Prominent US political commentator Keith Farrell reacted by accusing Pope Francis of becoming too influenced by Marxist notions that the wealthy have gotten wealthy at the expense of the bad.
Farrell asserts that”that the inequality gap only does not matter. He wrote that capitalism has generated unrivalled economic development” and can be chiefly in charge of halving of world poverty levels within the previous twenty years.
What Farrell fails to admit is that almost all of the current international improvement in living standards is happening in Western China, barely a model capitalist state the international financial system is delicate and that worldwide two billion people still struggle in acute poverty.
Pope Francis admits the progress already made to enhance living standards in several nations, but is advocating that priority be given to raising living standards for the rest of the planet. He’s emphasizing the dark side of the economic systems, and especially how intense economic inequality is hurting countless individuals.
He experienced the devastation in Argentina as it defaulted on its debts in 2001-02, forcing half the population into poverty and threatening the nation efficiently. Banks collapsed and most people lost their life savings.
In Italy Francis sees the protracted economic downturn, with unemployment at over 12 percent, but youth unemployment in 40%. In Europe as a whole, 25 million (11.5percent) are unemployed, for example 5.3 million young people (10.2percent), whereas in Greece and Spain over 25 percent are jobless, with over 55 percent for childhood.
Francis replicated his powerful attack on these financial inequality during his latest trip to South Korea, where tens of thousands of people turned out to greet him. lincahpoker99.com
On the very first day of his trip, he urged Koreans to reveal special concern to the poor, the vulnerable and those people who don’t have any voice, and also to be”leaders at the globalisation of solidarity.
Francis encouraged Asian Catholic childhood to construct a missionary and humbler church, one which enjoys and worships God by trying to serve the poor, the lonely, the infirm and the marginalised.
Francis applauds capitalist markets offering just and affordable outcomes for all taxpayers, with supports to the disadvantaged. This is the form of market that many nations aspire to, and that we find most evident from the Nordic and northern European nations, but also to a lesser degree in Australia.
The papal message of resistance to extreme capitalism could revolve in Australia. Francis rejects the neoliberal belief that the marketplace of itself will solve ethical issues and benefit individuals suitably, with governments playing just a very minimal function.
Francis is appalled that so many men and women continue to be barely surviving in many nations once the planet has such unprecedented prosperity and could do more to raise the living standards of poorer inhabitants with better coverages.
Additionally, as growth economists well understand, even nations with a comparatively low Gross Domestic Income can reach considerably improved healthcare, education and life expectancy with great policies, such as a lot of those from the UN Sustainable Development Goals.
They reveal that far from societal fairness being a communist notion, it may encourage fast social uplift for entire populations.
Francis insists that the present situation for a large number of individuals is mutually unfair and must change radically.

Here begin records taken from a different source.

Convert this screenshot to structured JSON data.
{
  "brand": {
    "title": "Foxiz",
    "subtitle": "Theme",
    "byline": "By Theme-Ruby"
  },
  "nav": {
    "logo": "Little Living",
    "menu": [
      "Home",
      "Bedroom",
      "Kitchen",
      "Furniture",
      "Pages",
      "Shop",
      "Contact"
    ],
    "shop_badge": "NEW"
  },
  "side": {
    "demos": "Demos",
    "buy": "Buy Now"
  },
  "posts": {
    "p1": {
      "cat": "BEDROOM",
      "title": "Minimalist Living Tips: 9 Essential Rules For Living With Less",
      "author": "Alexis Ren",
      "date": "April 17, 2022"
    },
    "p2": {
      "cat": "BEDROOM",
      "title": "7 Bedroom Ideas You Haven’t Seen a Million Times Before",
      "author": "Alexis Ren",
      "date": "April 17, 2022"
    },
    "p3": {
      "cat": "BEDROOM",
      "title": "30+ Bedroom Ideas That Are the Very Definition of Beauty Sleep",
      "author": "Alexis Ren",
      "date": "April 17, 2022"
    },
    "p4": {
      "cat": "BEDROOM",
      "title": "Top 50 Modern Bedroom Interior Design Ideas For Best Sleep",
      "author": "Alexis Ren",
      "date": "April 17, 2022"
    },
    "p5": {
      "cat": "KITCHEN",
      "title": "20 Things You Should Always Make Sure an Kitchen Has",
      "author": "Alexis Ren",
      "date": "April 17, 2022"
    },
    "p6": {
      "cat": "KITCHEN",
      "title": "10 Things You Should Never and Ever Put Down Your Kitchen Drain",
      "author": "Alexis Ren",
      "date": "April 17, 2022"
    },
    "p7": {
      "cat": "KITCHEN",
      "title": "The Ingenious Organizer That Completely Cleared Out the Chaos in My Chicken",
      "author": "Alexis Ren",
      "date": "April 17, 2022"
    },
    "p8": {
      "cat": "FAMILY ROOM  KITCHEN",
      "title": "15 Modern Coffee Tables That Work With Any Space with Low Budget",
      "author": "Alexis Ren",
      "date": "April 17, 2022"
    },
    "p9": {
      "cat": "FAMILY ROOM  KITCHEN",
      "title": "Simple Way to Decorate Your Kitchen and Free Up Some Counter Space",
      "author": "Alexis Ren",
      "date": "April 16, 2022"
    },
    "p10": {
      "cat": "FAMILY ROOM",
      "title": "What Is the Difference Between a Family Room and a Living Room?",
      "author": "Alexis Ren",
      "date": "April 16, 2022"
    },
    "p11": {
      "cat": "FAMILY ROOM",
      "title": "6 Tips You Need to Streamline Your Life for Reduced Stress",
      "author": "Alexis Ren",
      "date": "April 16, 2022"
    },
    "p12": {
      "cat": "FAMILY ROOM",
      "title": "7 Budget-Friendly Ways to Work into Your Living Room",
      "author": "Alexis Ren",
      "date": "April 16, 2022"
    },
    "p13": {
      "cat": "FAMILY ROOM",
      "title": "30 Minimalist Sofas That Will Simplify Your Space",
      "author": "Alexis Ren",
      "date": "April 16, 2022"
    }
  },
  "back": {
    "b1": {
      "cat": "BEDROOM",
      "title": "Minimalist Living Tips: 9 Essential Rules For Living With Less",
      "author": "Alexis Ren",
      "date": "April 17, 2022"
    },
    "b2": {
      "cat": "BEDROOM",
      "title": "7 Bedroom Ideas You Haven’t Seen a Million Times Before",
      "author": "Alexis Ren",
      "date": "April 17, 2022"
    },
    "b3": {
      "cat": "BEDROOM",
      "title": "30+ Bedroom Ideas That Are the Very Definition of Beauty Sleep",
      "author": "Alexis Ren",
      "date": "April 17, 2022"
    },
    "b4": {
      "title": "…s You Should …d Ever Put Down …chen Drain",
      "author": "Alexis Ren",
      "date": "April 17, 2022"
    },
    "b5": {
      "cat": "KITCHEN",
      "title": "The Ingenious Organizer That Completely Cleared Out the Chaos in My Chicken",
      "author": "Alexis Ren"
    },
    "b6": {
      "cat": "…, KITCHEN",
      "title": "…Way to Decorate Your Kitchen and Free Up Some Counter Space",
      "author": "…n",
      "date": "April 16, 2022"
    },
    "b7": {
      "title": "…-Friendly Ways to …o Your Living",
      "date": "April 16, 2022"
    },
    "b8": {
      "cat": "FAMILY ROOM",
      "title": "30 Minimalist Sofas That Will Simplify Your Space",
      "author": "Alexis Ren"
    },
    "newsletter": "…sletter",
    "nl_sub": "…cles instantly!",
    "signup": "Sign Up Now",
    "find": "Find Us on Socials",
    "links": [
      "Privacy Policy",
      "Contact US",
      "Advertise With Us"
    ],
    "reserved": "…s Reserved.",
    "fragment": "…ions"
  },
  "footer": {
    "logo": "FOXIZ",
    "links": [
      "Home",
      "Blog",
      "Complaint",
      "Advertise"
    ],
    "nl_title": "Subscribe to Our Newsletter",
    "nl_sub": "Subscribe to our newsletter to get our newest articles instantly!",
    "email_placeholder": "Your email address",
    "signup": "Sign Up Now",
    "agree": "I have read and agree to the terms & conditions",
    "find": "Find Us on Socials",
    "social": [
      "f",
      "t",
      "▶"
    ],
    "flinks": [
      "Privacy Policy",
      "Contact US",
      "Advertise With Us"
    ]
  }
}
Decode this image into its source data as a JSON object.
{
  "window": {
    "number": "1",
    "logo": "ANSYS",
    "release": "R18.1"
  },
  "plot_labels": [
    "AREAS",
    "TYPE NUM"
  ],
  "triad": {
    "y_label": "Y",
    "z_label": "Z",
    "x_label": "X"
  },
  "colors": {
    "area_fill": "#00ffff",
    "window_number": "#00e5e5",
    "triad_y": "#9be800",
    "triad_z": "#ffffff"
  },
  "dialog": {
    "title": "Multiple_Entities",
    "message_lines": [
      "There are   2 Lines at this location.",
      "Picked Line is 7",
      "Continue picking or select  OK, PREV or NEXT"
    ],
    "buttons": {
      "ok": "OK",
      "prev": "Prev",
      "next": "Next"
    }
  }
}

He isn’t calling for violent revolution naturally, but he worries these outcomes unless enhanced economics create more workable results for those in acute poverty.
He calls about the numerous folks in business, finance and authorities that are genuinely worried about social justice to help build more equitable policies.
Pope Francis is attractive for globalisation having a conscience. In June he commended businesses that functioned real individual needs, but viewed it as excruciating that markets were reshaped to serve the interests of both financial markets.
This was amassing enormous wealth in the hands of comparatively few whilst depriving others of adequate livelihoods.
Keith Farrell is appropriate that the Pope believes some monetary pursuits have exploited the poor, but that can credibly deny it. We could expect to hear more from Pope Francis along these lines, particularly in a new record on ecological responsibility and sustainability currently being prepared.